There are many types of writers and many genres as well. Fiction, nonfiction, biographical, educational, technical, etc. In my opinion, however, the most difficult genre of writing is that of science fiction. Why is that? Well, the writer must write about things that don’t exist. By Alesia Visconti
There are many types of writers and many genres as well. Fiction, nonfiction, biographical, educational, technical, etc. In my opinion, however, the most difficult genre of writing is that of science fiction. Why is that? Well, the writer must write about things that don’t exist. They must have the vision to create worlds and devices – and even beings – that only the author can see in his/her mind. This requires a great deal of creativity, and to be a successful science-fiction writer also requires creativity on a consistent basis.
This is exactly how I feel about being an entrepreneur: One must have the vision to “see” the best path for the company, which avenues to pursue, which new policies to develop and roll out, which new devices or technologies are needed, and overall, what the future will look like for the company. It all requires creativity – and creativity on a continual level. Many people think that creativity is a talent that one is born with, but the truth is creativity is a skill that can be developed. Here are a few tips to enhance and develop your creativity:
Step back. Creative individuals need space to see the big picture and let ideas flow. If you are focused on every detail each day, there is no room for creativity. Delegate tasks and free up your time and mind.
Read. All through life, our brains have the ability to generate new tendrils of connection – aka synapses – to other nerve cells in the brain. In short, it can wire and re-wire itself and the process of neuroplasticity, as it is called, is sometimes referred to as a “structural remodeling of the brain.” This allows one to develop new mindsets, new abilities and new ways of thinking. Reading has shown to be a huge contributor. Neuroscientists have discovered that even reading a novel can improve brain connectivity and function on a variety of levels.
Construct New from Old. Speaking of reading, I came across a wonderful tip in the book Employee to Entrepreneur, by Steve Glaveski, to help expand creative thinking. Here’s the excerpt:
Imagine you have a skateboard, a bicycle, and a motorcycle. Now deconstruct each object into its essential parts.

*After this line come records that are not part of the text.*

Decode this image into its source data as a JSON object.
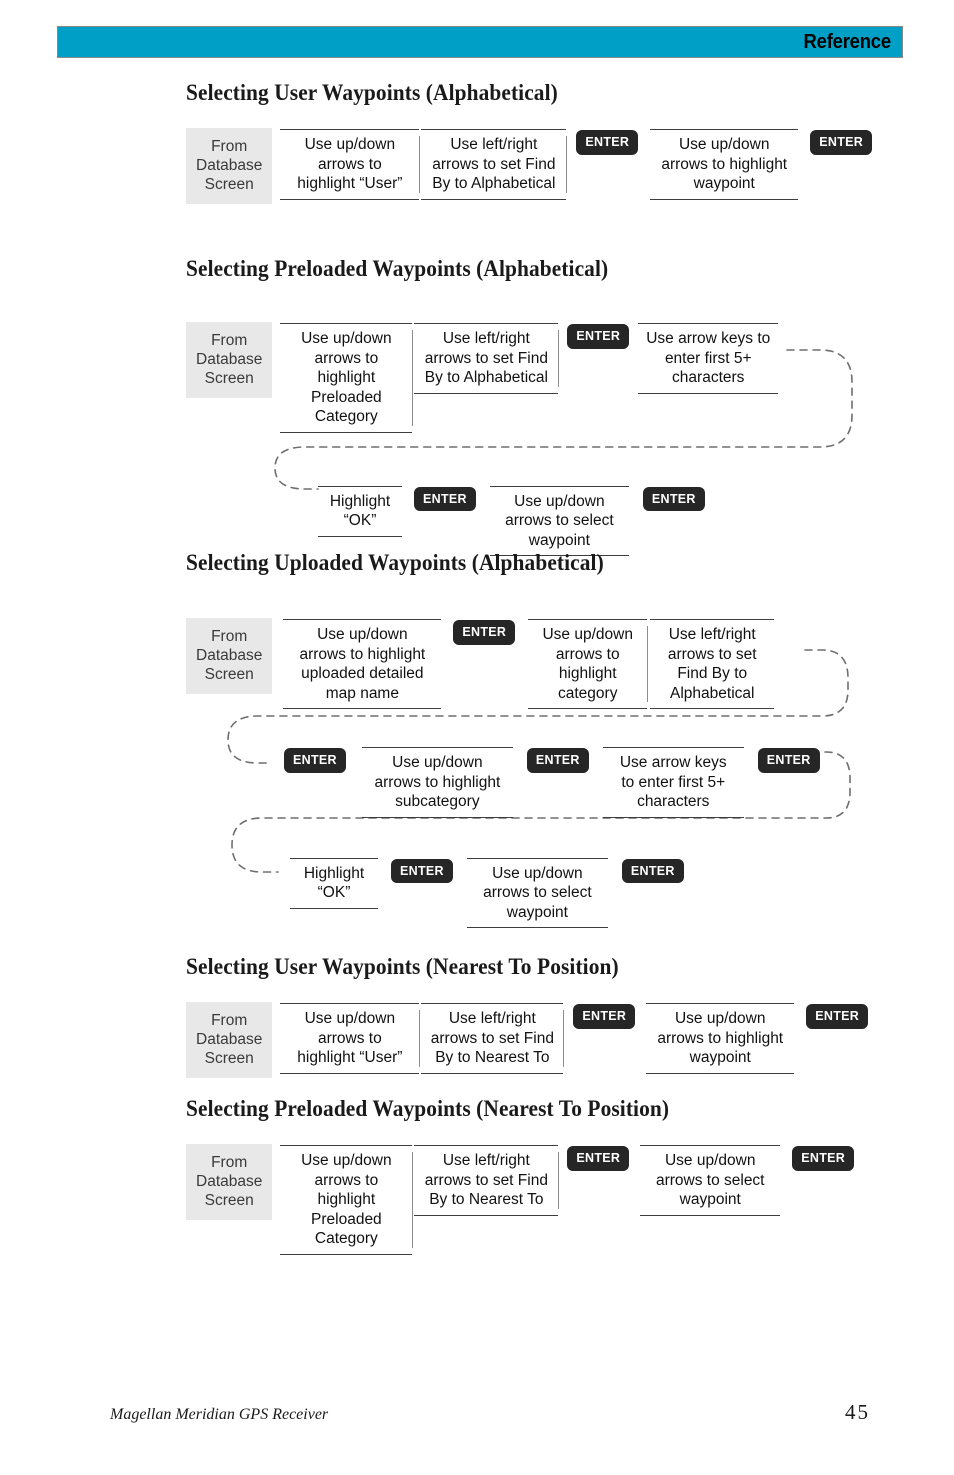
{
  "header": {
    "title": "Reference",
    "bar_color": "#00a0c6"
  },
  "start_box_label": "From\nDatabase\nScreen",
  "start_box": {
    "line1": "From",
    "line2": "Database",
    "line3": "Screen"
  },
  "enter_label": "ENTER",
  "sections": [
    {
      "title": "Selecting User Waypoints (Alphabetical)",
      "rows": [
        {
          "steps": [
            "Use up/down arrows to highlight “User”",
            "Use left/right arrows to set Find By to Alphabetical",
            "ENTER",
            "Use up/down arrows to highlight waypoint",
            "ENTER"
          ]
        }
      ]
    },
    {
      "title": "Selecting Preloaded Waypoints (Alphabetical)",
      "rows": [
        {
          "steps": [
            "Use up/down arrows to highlight Preloaded Category",
            "Use left/right arrows to set Find By to Alphabetical",
            "ENTER",
            "Use arrow keys to enter first 5+ characters"
          ]
        },
        {
          "steps": [
            "Highlight “OK”",
            "ENTER",
            "Use up/down arrows to select waypoint",
            "ENTER"
          ]
        }
      ]
    },
    {
      "title": "Selecting Uploaded Waypoints (Alphabetical)",
      "rows": [
        {
          "steps": [
            "Use up/down arrows to highlight uploaded detailed map name",
            "ENTER",
            "Use up/down arrows to highlight category",
            "Use left/right arrows to set Find By to Alphabetical"
          ]
        },
        {
          "steps": [
            "ENTER",
            "Use up/down arrows to highlight subcategory",
            "ENTER",
            "Use arrow keys to enter first 5+ characters",
            "ENTER"
          ]
        },
        {
          "steps": [
            "Highlight “OK”",
            "ENTER",
            "Use up/down arrows to select waypoint",
            "ENTER"
          ]
        }
      ]
    },
    {
      "title": "Selecting User Waypoints (Nearest To Position)",
      "rows": [
        {
          "steps": [
            "Use up/down arrows to highlight “User”",
            "Use left/right arrows to set Find By to Nearest To",
            "ENTER",
            "Use up/down arrows to highlight waypoint",
            "ENTER"
          ]
        }
      ]
    },
    {
      "title": "Selecting Preloaded Waypoints (Nearest To Position)",
      "rows": [
        {
          "steps": [
            "Use up/down arrows to highlight Preloaded Category",
            "Use left/right arrows to set Find By to Nearest To",
            "ENTER",
            "Use up/down arrows to select waypoint",
            "ENTER"
          ]
        }
      ]
    }
  ],
  "s1": {
    "title": "Selecting User Waypoints (Alphabetical)",
    "step1": "Use up/down\narrows to\nhighlight “User”",
    "step1a": "Use up/down",
    "step1b": "arrows to",
    "step1c": "highlight “User”",
    "step2a": "Use left/right",
    "step2b": "arrows to set Find",
    "step2c": "By to Alphabetical",
    "step4a": "Use up/down",
    "step4b": "arrows to highlight",
    "step4c": "waypoint"
  },
  "s2": {
    "title": "Selecting Preloaded Waypoints (Alphabetical)",
    "step1a": "Use up/down",
    "step1b": "arrows to",
    "step1c": "highlight",
    "step1d": "Preloaded",
    "step1e": "Category",
    "step2a": "Use left/right",
    "step2b": "arrows to set Find",
    "step2c": "By to Alphabetical",
    "step4a": "Use arrow keys to",
    "step4b": "enter first 5+",
    "step4c": "characters",
    "step5a": "Highlight",
    "step5b": "“OK”",
    "step7a": "Use up/down",
    "step7b": "arrows to select",
    "step7c": "waypoint"
  },
  "s3": {
    "title": "Selecting Uploaded Waypoints (Alphabetical)",
    "step1a": "Use up/down",
    "step1b": "arrows to highlight",
    "step1c": "uploaded detailed",
    "step1d": "map name",
    "step3a": "Use up/down",
    "step3b": "arrows to",
    "step3c": "highlight",
    "step3d": "category",
    "step4a": "Use left/right",
    "step4b": "arrows to set",
    "step4c": "Find By to",
    "step4d": "Alphabetical",
    "step6a": "Use up/down",
    "step6b": "arrows to highlight",
    "step6c": "subcategory",
    "step8a": "Use arrow keys",
    "step8b": "to enter first 5+",
    "step8c": "characters",
    "step10a": "Highlight",
    "step10b": "“OK”",
    "step12a": "Use up/down",
    "step12b": "arrows to select",
    "step12c": "waypoint"
  },
  "s4": {
    "title": "Selecting User Waypoints (Nearest To Position)",
    "step1a": "Use up/down",
    "step1b": "arrows to",
    "step1c": "highlight “User”",
    "step2a": "Use left/right",
    "step2b": "arrows to set Find",
    "step2c": "By to Nearest To",
    "step4a": "Use up/down",
    "step4b": "arrows to highlight",
    "step4c": "waypoint"
  },
  "s5": {
    "title": "Selecting Preloaded Waypoints (Nearest To Position)",
    "step1a": "Use up/down",
    "step1b": "arrows to",
    "step1c": "highlight",
    "step1d": "Preloaded",
    "step1e": "Category",
    "step2a": "Use left/right",
    "step2b": "arrows to set Find",
    "step2c": "By to Nearest To",
    "step4a": "Use up/down",
    "step4b": "arrows to select",
    "step4c": "waypoint"
  },
  "footer": {
    "left": "Magellan Meridian GPS Receiver",
    "page": "45"
  }
}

The skateboard is made up of a deck, wheels, and trucks. The bicycle has handlebars, a seat, spokes, and a chain. The motorcycle has an engine, oil tank, clutch, and brakes. Now, think about how you might combine these individual parts to build a new object. For example, you could perhaps build a jet ski by combining the skateboard’s deck, the bicycle’s seat, and the motorcycle’s tank and engine.
This process of deconstruction and reconstruction is known as first principles thinking, and it’s a tool used by some of the world’s most successful entrepreneurs, including Elon Musk and Jeff Bezos.
First principles thinking helps transform existing ideas into innovative propositions, often devising something that didn’t exist prior. This is very different than just incrementally improving the form of existing services and products. While it sounds simple in theory, in practice, it’s a different story.
A classic example that demonstrates the challenge of first principles thinking can be found in the modern suitcase. Even though messenger bags and wheeled wagons date back to Ancient Rome, no one thought of combining the two until 1970, when Bernard Sadow observed an airport worker hauling a heavy piece of machinery on a wheeled platform. And like that, five millennia after the invention of the wheel, the first piece of wheeled luggage was invented!
So there you have it – these are three ways that can help us all become more creative in our thinking, which translates to improved ways of doing business as entrepreneurs. And who knows? With our more creative ways of thinking, we might not only be able to grow our businesses, but we might also write a little science fiction and be among those persons who “boldly go where no one has gone before!”
– Alesia Visconti
Alesia Visconti, CFC, is the CEO/Publisher of Franchise Dictionary Magazine and the CEO of FranServe Inc., the world’s largest franchise consulting and expansion organization. She has 20 years of experience as a C-level executive, driving organizational development and taking companies to the next level. An author, professional speaker, and entrepreneur, her motto in life is “Work hard, play hard, help others, repeat.” A self-proclaimed nerd, Alesia loves all things “superhero.”